> Description of the task
Report every line of the material that contains the string "JSON".
----- Input for this task
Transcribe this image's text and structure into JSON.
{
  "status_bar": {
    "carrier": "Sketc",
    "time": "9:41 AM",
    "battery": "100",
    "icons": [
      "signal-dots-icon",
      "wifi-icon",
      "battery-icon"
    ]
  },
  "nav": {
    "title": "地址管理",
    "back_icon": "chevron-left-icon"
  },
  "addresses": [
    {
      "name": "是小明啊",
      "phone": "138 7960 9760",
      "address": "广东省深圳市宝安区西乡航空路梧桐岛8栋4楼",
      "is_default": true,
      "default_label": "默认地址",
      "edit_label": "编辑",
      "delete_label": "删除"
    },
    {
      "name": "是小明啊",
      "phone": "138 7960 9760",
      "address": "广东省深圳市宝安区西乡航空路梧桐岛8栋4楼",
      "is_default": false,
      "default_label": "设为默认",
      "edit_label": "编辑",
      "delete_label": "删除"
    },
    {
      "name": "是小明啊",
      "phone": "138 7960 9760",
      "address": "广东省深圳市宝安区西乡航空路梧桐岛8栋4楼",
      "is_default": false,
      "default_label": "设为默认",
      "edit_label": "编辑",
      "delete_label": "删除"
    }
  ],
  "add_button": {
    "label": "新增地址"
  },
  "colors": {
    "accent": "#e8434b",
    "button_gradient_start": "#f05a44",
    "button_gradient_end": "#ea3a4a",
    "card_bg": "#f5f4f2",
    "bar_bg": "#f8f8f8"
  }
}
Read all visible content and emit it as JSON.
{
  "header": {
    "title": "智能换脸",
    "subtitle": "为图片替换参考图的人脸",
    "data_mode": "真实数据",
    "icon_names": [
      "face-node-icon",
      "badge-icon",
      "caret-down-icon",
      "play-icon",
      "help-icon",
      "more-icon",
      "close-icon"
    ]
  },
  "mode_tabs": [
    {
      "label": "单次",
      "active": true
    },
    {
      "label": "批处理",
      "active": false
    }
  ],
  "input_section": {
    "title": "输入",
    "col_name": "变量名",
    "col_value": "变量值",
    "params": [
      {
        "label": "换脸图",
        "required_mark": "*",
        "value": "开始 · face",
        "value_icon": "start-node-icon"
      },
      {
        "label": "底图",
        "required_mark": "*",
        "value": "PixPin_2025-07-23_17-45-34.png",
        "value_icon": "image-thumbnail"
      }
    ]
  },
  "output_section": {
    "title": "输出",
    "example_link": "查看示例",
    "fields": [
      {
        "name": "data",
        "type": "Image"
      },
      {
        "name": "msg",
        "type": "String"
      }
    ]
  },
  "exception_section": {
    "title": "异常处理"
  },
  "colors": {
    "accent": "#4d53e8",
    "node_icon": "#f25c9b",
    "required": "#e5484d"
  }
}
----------
> Result of this exercise
Transcribe this image's text and structure into JSON.
Read all visible content and emit it as JSON.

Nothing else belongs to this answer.